— Exercise aim —
Using the string "icon" as the key, pull each matching line out of the records below.
--*--
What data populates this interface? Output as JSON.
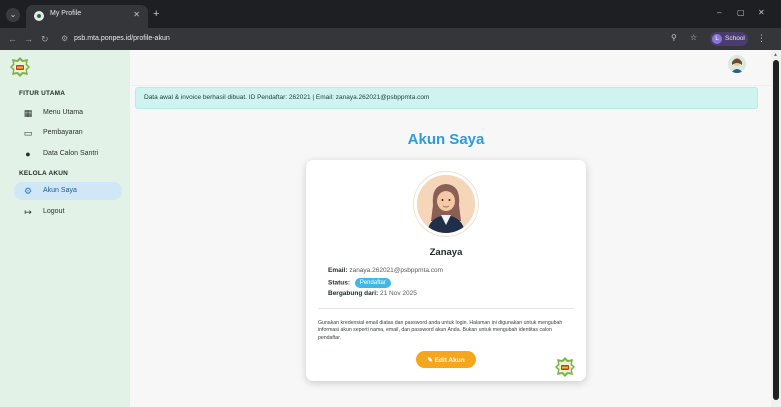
{
  "browser": {
    "tab_title": "My Profile",
    "tab_close": "✕",
    "new_tab": "+",
    "url": "psb.mta.ponpes.id/profile-akun",
    "profile_initial": "L",
    "profile_label": "School",
    "window": {
      "minimize": "–",
      "maximize": "▢",
      "close": "✕"
    }
  },
  "sidebar": {
    "sections": [
      {
        "title": "FITUR UTAMA"
      },
      {
        "title": "KELOLA AKUN"
      }
    ],
    "items": [
      {
        "label": "Menu Utama",
        "icon": "grid-icon"
      },
      {
        "label": "Pembayaran",
        "icon": "credit-card-icon"
      },
      {
        "label": "Data Calon Santri",
        "icon": "user-icon"
      },
      {
        "label": "Akun Saya",
        "icon": "user-gear-icon",
        "active": true
      },
      {
        "label": "Logout",
        "icon": "logout-icon"
      }
    ]
  },
  "alert": {
    "text": "Data awal & invoice berhasil dibuat. ID Pendaftar: 262021 | Email: zanaya.262021@psbppmta.com"
  },
  "page": {
    "title": "Akun Saya"
  },
  "profile": {
    "name": "Zanaya",
    "email_label": "Email:",
    "email": "zanaya.262021@psbppmta.com",
    "status_label": "Status:",
    "status": "Pendaftar",
    "joined_label": "Bergabung dari:",
    "joined": "21 Nov 2025",
    "description": "Gunakan kredensial email diatas dan password anda untuk login. Halaman ini digunakan untuk mengubah informasi akun seperti nama, email, dan password akun Anda. Bukan untuk mengubah identitas calon pendaftar.",
    "edit_button": "✎ Edit Akun"
  },
  "colors": {
    "accent": "#2f9bd9",
    "sidebar_bg": "#e2f2e6",
    "alert_bg": "#cff4f0",
    "status_badge": "#3fb8e6",
    "edit_button": "#f4a61d"
  }
}
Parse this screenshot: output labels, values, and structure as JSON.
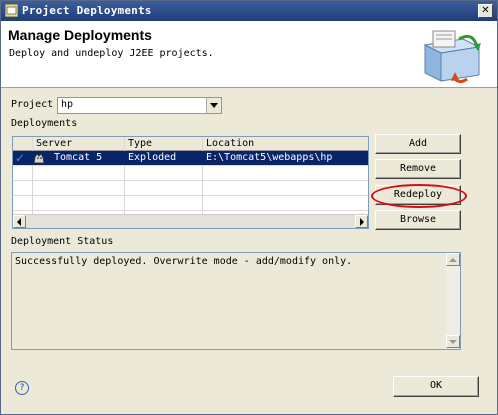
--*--
— Response to the exercise —
        "icon": "grid-icon"
        "icon": "credit-card-icon"
        "icon": "user-icon"
        "icon": "user-gear-icon",
        "icon": "logout-icon"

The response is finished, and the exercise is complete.